## Problem details:
Leave every picture out, then reproduce the rest of the listing exactly.

## Input:
═══
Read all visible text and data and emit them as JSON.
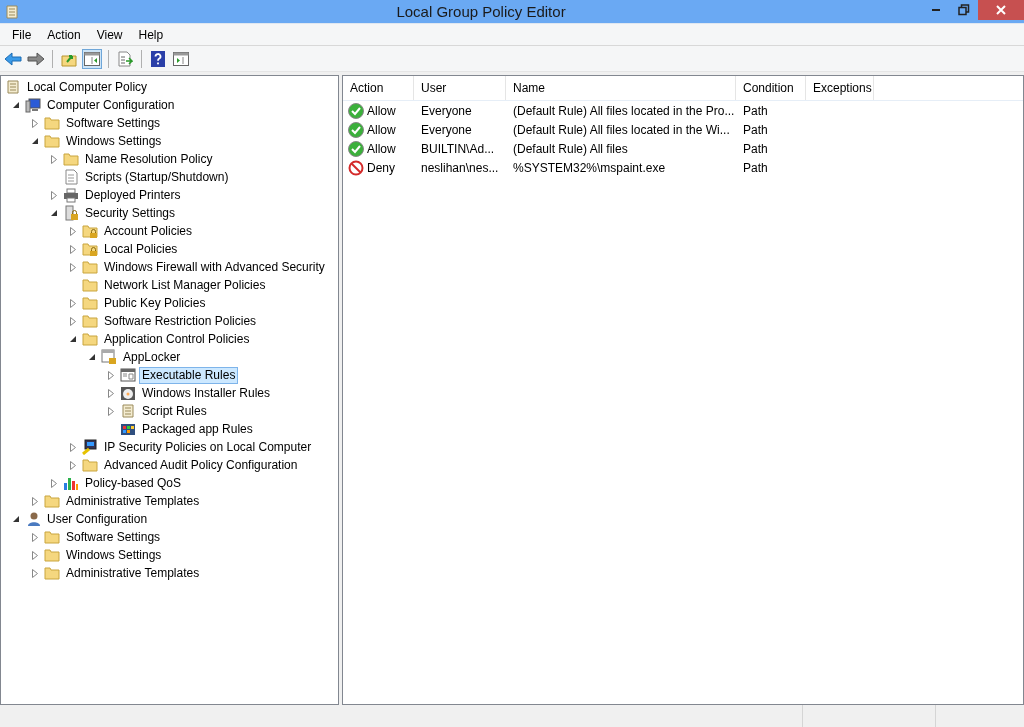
{
  "window": {
    "title": "Local Group Policy Editor"
  },
  "menu": [
    "File",
    "Action",
    "View",
    "Help"
  ],
  "toolbar": [
    {
      "kind": "back",
      "selected": false
    },
    {
      "kind": "forward",
      "selected": false
    },
    {
      "kind": "sep"
    },
    {
      "kind": "up-folder",
      "selected": false
    },
    {
      "kind": "show-tree",
      "selected": true
    },
    {
      "kind": "sep"
    },
    {
      "kind": "export",
      "selected": false
    },
    {
      "kind": "sep"
    },
    {
      "kind": "help",
      "selected": false
    },
    {
      "kind": "action-pane",
      "selected": false
    }
  ],
  "tree": [
    {
      "label": "Local Computer Policy",
      "kind": "scroll",
      "selected": false,
      "children": [
        {
          "label": "Computer Configuration",
          "kind": "computer",
          "selected": false,
          "expanded": true,
          "children": [
            {
              "label": "Software Settings",
              "kind": "folder",
              "selected": false,
              "expanded": false
            },
            {
              "label": "Windows Settings",
              "kind": "folder",
              "selected": false,
              "expanded": true,
              "children": [
                {
                  "label": "Name Resolution Policy",
                  "kind": "folder",
                  "selected": false,
                  "expanded": false
                },
                {
                  "label": "Scripts (Startup/Shutdown)",
                  "kind": "script",
                  "selected": false
                },
                {
                  "label": "Deployed Printers",
                  "kind": "printer",
                  "selected": false,
                  "expanded": false
                },
                {
                  "label": "Security Settings",
                  "kind": "security",
                  "selected": false,
                  "expanded": true,
                  "children": [
                    {
                      "label": "Account Policies",
                      "kind": "locked-folder",
                      "selected": false,
                      "expanded": false
                    },
                    {
                      "label": "Local Policies",
                      "kind": "locked-folder",
                      "selected": false,
                      "expanded": false
                    },
                    {
                      "label": "Windows Firewall with Advanced Security",
                      "kind": "folder",
                      "selected": false,
                      "expanded": false
                    },
                    {
                      "label": "Network List Manager Policies",
                      "kind": "folder",
                      "selected": false
                    },
                    {
                      "label": "Public Key Policies",
                      "kind": "folder",
                      "selected": false,
                      "expanded": false
                    },
                    {
                      "label": "Software Restriction Policies",
                      "kind": "folder",
                      "selected": false,
                      "expanded": false
                    },
                    {
                      "label": "Application Control Policies",
                      "kind": "folder",
                      "selected": false,
                      "expanded": true,
                      "children": [
                        {
                          "label": "AppLocker",
                          "kind": "applocker",
                          "selected": false,
                          "expanded": true,
                          "children": [
                            {
                              "label": "Executable Rules",
                              "kind": "window",
                              "selected": true,
                              "expanded": false
                            },
                            {
                              "label": "Windows Installer Rules",
                              "kind": "installer",
                              "selected": false,
                              "expanded": false
                            },
                            {
                              "label": "Script Rules",
                              "kind": "scroll",
                              "selected": false,
                              "expanded": false
                            },
                            {
                              "label": "Packaged app Rules",
                              "kind": "packaged",
                              "selected": false
                            }
                          ]
                        }
                      ]
                    },
                    {
                      "label": "IP Security Policies on Local Computer",
                      "kind": "ip-security",
                      "selected": false,
                      "expanded": false
                    },
                    {
                      "label": "Advanced Audit Policy Configuration",
                      "kind": "folder",
                      "selected": false,
                      "expanded": false
                    }
                  ]
                },
                {
                  "label": "Policy-based QoS",
                  "kind": "chart",
                  "selected": false,
                  "expanded": false
                }
              ]
            },
            {
              "label": "Administrative Templates",
              "kind": "folder",
              "selected": false,
              "expanded": false
            }
          ]
        },
        {
          "label": "User Configuration",
          "kind": "user",
          "selected": false,
          "expanded": true,
          "children": [
            {
              "label": "Software Settings",
              "kind": "folder",
              "selected": false,
              "expanded": false
            },
            {
              "label": "Windows Settings",
              "kind": "folder",
              "selected": false,
              "expanded": false
            },
            {
              "label": "Administrative Templates",
              "kind": "folder",
              "selected": false,
              "expanded": false
            }
          ]
        }
      ]
    }
  ],
  "table": {
    "columns": [
      "Action",
      "User",
      "Name",
      "Condition",
      "Exceptions"
    ],
    "rows": [
      {
        "kind": "allow",
        "action": "Allow",
        "user": "Everyone",
        "name": "(Default Rule) All files located in the Pro...",
        "condition": "Path"
      },
      {
        "kind": "allow",
        "action": "Allow",
        "user": "Everyone",
        "name": "(Default Rule) All files located in the Wi...",
        "condition": "Path"
      },
      {
        "kind": "allow",
        "action": "Allow",
        "user": "BUILTIN\\Ad...",
        "name": "(Default Rule) All files",
        "condition": "Path"
      },
      {
        "kind": "deny",
        "action": "Deny",
        "user": "neslihan\\nes...",
        "name": "%SYSTEM32%\\mspaint.exe",
        "condition": "Path"
      }
    ]
  }
}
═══
## Task answer:
Read all visible text and data and emit them as JSON.
{
  "window": {
    "title": "Local Group Policy Editor"
  },
  "menu": [
    "File",
    "Action",
    "View",
    "Help"
  ],
  "toolbar": [
    {
      "kind": "back",
      "selected": false
    },
    {
      "kind": "forward",
      "selected": false
    },
    {
      "kind": "sep"
    },
    {
      "kind": "up-folder",
      "selected": false
    },
    {
      "kind": "show-tree",
      "selected": true
    },
    {
      "kind": "sep"
    },
    {
      "kind": "export",
      "selected": false
    },
    {
      "kind": "sep"
    },
    {
      "kind": "help",
      "selected": false
    },
    {
      "kind": "action-pane",
      "selected": false
    }
  ],
  "tree": [
    {
      "label": "Local Computer Policy",
      "kind": "scroll",
      "selected": false,
      "children": [
        {
          "label": "Computer Configuration",
          "kind": "computer",
          "selected": false,
          "expanded": true,
          "children": [
            {
              "label": "Software Settings",
              "kind": "folder",
              "selected": false,
              "expanded": false
            },
            {
              "label": "Windows Settings",
              "kind": "folder",
              "selected": false,
              "expanded": true,
              "children": [
                {
                  "label": "Name Resolution Policy",
                  "kind": "folder",
                  "selected": false,
                  "expanded": false
                },
                {
                  "label": "Scripts (Startup/Shutdown)",
                  "kind": "script",
                  "selected": false
                },
                {
                  "label": "Deployed Printers",
                  "kind": "printer",
                  "selected": false,
                  "expanded": false
                },
                {
                  "label": "Security Settings",
                  "kind": "security",
                  "selected": false,
                  "expanded": true,
                  "children": [
                    {
                      "label": "Account Policies",
                      "kind": "locked-folder",
                      "selected": false,
                      "expanded": false
                    },
                    {
                      "label": "Local Policies",
                      "kind": "locked-folder",
                      "selected": false,
                      "expanded": false
                    },
                    {
                      "label": "Windows Firewall with Advanced Security",
                      "kind": "folder",
                      "selected": false,
                      "expanded": false
                    },
                    {
                      "label": "Network List Manager Policies",
                      "kind": "folder",
                      "selected": false
                    },
                    {
                      "label": "Public Key Policies",
                      "kind": "folder",
                      "selected": false,
                      "expanded": false
                    },
                    {
                      "label": "Software Restriction Policies",
                      "kind": "folder",
                      "selected": false,
                      "expanded": false
                    },
                    {
                      "label": "Application Control Policies",
                      "kind": "folder",
                      "selected": false,
                      "expanded": true,
                      "children": [
                        {
                          "label": "AppLocker",
                          "kind": "applocker",
                          "selected": false,
                          "expanded": true,
                          "children": [
                            {
                              "label": "Executable Rules",
                              "kind": "window",
                              "selected": true,
                              "expanded": false
                            },
                            {
                              "label": "Windows Installer Rules",
                              "kind": "installer",
                              "selected": false,
                              "expanded": false
                            },
                            {
                              "label": "Script Rules",
                              "kind": "scroll",
                              "selected": false,
                              "expanded": false
                            },
                            {
                              "label": "Packaged app Rules",
                              "kind": "packaged",
                              "selected": false
                            }
                          ]
                        }
                      ]
                    },
                    {
                      "label": "IP Security Policies on Local Computer",
                      "kind": "ip-security",
                      "selected": false,
                      "expanded": false
                    },
                    {
                      "label": "Advanced Audit Policy Configuration",
                      "kind": "folder",
                      "selected": false,
                      "expanded": false
                    }
                  ]
                },
                {
                  "label": "Policy-based QoS",
                  "kind": "chart",
                  "selected": false,
                  "expanded": false
                }
              ]
            },
            {
              "label": "Administrative Templates",
              "kind": "folder",
              "selected": false,
              "expanded": false
            }
          ]
        },
        {
          "label": "User Configuration",
          "kind": "user",
          "selected": false,
          "expanded": true,
          "children": [
            {
              "label": "Software Settings",
              "kind": "folder",
              "selected": false,
              "expanded": false
            },
            {
              "label": "Windows Settings",
              "kind": "folder",
              "selected": false,
              "expanded": false
            },
            {
              "label": "Administrative Templates",
              "kind": "folder",
              "selected": false,
              "expanded": false
            }
          ]
        }
      ]
    }
  ],
  "table": {
    "columns": [
      "Action",
      "User",
      "Name",
      "Condition",
      "Exceptions"
    ],
    "rows": [
      {
        "kind": "allow",
        "action": "Allow",
        "user": "Everyone",
        "name": "(Default Rule) All files located in the Pro...",
        "condition": "Path"
      },
      {
        "kind": "allow",
        "action": "Allow",
        "user": "Everyone",
        "name": "(Default Rule) All files located in the Wi...",
        "condition": "Path"
      },
      {
        "kind": "allow",
        "action": "Allow",
        "user": "BUILTIN\\Ad...",
        "name": "(Default Rule) All files",
        "condition": "Path"
      },
      {
        "kind": "deny",
        "action": "Deny",
        "user": "neslihan\\nes...",
        "name": "%SYSTEM32%\\mspaint.exe",
        "condition": "Path"
      }
    ]
  }
}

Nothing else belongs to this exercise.